April is Distracted Driving Awareness Month, a united national effort to raise awareness about the dangers of distracted driving and eliminate preventable deaths and injuries on our roadways. We are focusing on spreading awareness about distracted driving, and this message isn’t just targeting teens — everyone, no matter what their age is guilty of not giving their full attention to the roadway at some point or another.
New NSC estimates show that our roads are the most dangerous they’ve been in years.
With these alarming statistics in mind, it’s important to share this information in hopes drivers will slow down, stay alert, and off of their phones when driving to protect themselves and those around them.
Now, don’t forget, distracted driving doesn’t just mean being on a cell phone while behind the wheel — it’s any activity that takes your attention away from the road.
In a study by the AAA Foundation for Traffic Safety, researchers found drivers can even experience a “hangover effect” where the mind stays distracted for up to 27 seconds after using smartphones or voice-to-text vehicle infotainment systems to send text messages, make phone calls, or update social media.

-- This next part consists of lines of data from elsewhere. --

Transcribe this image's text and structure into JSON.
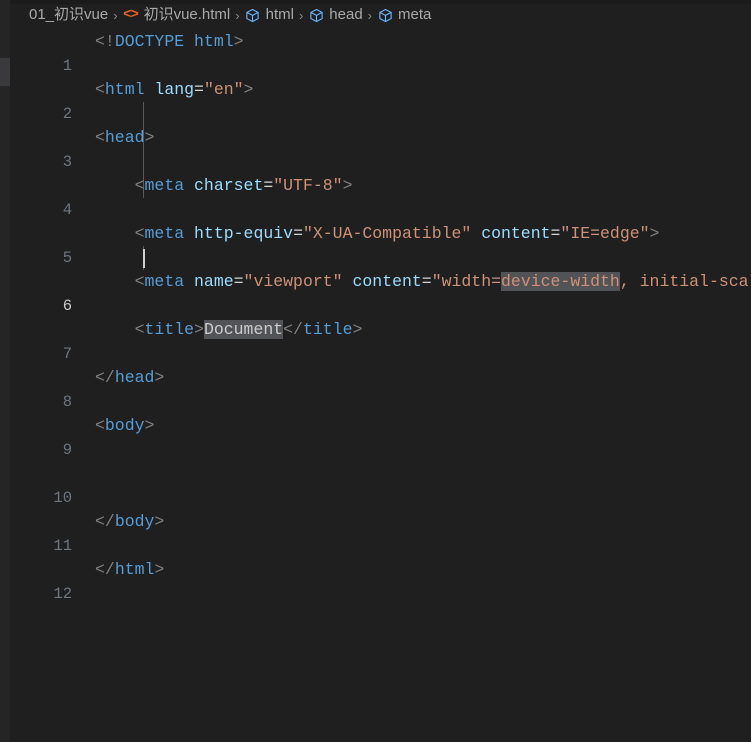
{
  "window": {
    "app": "vscode-editor",
    "background_color": "#1f1f1f"
  },
  "breadcrumb": {
    "separator": "›",
    "items": [
      {
        "label": "01_初识vue",
        "icon": "none"
      },
      {
        "label": "初识vue.html",
        "icon": "html-file-icon"
      },
      {
        "label": "html",
        "icon": "symbol-cube-icon"
      },
      {
        "label": "head",
        "icon": "symbol-cube-icon"
      },
      {
        "label": "meta",
        "icon": "symbol-cube-icon"
      }
    ]
  },
  "editor": {
    "language": "html",
    "active_line": 6,
    "cursor_line": 10,
    "lines": [
      {
        "n": "1",
        "text": "<!DOCTYPE html>"
      },
      {
        "n": "2",
        "text": "<html lang=\"en\">"
      },
      {
        "n": "3",
        "text": "<head>"
      },
      {
        "n": "4",
        "text": "    <meta charset=\"UTF-8\">"
      },
      {
        "n": "5",
        "text": "    <meta http-equiv=\"X-UA-Compatible\" content=\"IE=edge\">"
      },
      {
        "n": "6",
        "text": "    <meta name=\"viewport\" content=\"width=device-width, initial-scale"
      },
      {
        "n": "7",
        "text": "    <title>Document</title>"
      },
      {
        "n": "8",
        "text": "</head>"
      },
      {
        "n": "9",
        "text": "<body>"
      },
      {
        "n": "10",
        "text": ""
      },
      {
        "n": "11",
        "text": "</body>"
      },
      {
        "n": "12",
        "text": "</html>"
      }
    ],
    "highlighted_words": [
      "device-width",
      "Document"
    ]
  },
  "colors": {
    "tag": "#569cd6",
    "attribute": "#9cdcfe",
    "string": "#ce9178",
    "punctuation": "#808080",
    "text": "#cccccc",
    "line_number": "#6e7681",
    "line_number_active": "#cccccc",
    "highlight_background": "#515356",
    "editor_background": "#1f1f1f",
    "html_file_icon": "#e8622a",
    "symbol_icon": "#6cb6ff"
  }
}
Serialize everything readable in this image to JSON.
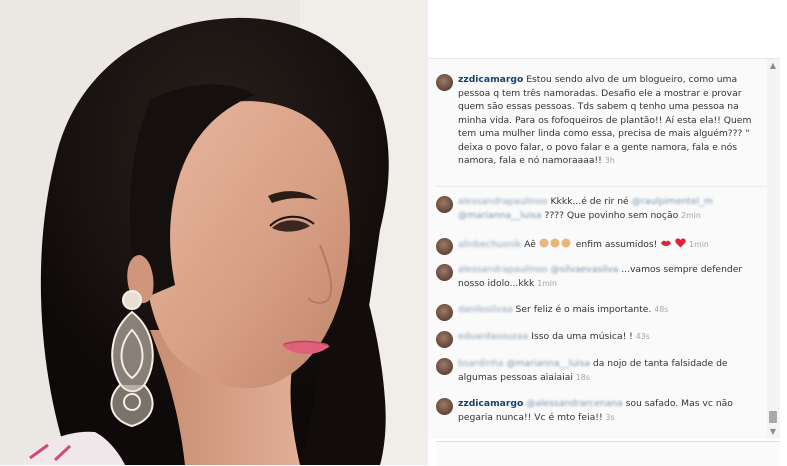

Click here, if you want to read more on that.
Distracted driving, including hands-free phone use and infotainment systems, puts everyone at risk.
Here is what you can do for Distracted Driving Awareness Month (and the following months) to make yourself, your family, your employees, and our roads safer:
- As a general rule, if you cannot devote your full attention to driving because of some other activity, it’s a distraction. Take care of it before or after your trip, not while behind the wheel.
- Fully focus on driving. Do not let anything divert your attention, actively scan the road, use your mirrors and watch out for pedestrians and cyclists.
- If another activity demands your attention, instead of trying to attempt it while driving, pull off the road and stop your vehicle in a safe place. To avoid temptation, power down or stow devices before heading out.
- If you have passengers, enlist their help so you can focus safely on driving.
- Secure children and pets before getting underway. If they need your attention, pull off the road safely to care for them. Reaching into the backseat can cause you to lose control of the vehicle.
- Put aside your electronic distractions. Don’t use cell phones while driving – handheld or hands-free – except in absolute emergencies. Never use text messaging, email functions, video games, or the internet with a wireless device, including those built into the vehicle, while driving.
- Snack smart. If possible, eat meals or snacks before or after your trip, not while driving. On the road, avoid messy foods that can be difficult to manage.
- Make adjustments before your get underway. If you will be using GPS enter the address before driving. Decide on your route and check traffic conditions ahead of time. Adjust seats, mirrors, climate controls, and sound systems before hitting the road.
- Finish dressing and personal grooming at home – before you get on the road.
- Store loose gear, possessions, and other distractions that could roll around in the car, so you do not feel tempted to reach for them on the floor or the seat.
Commit to driving phone-free today.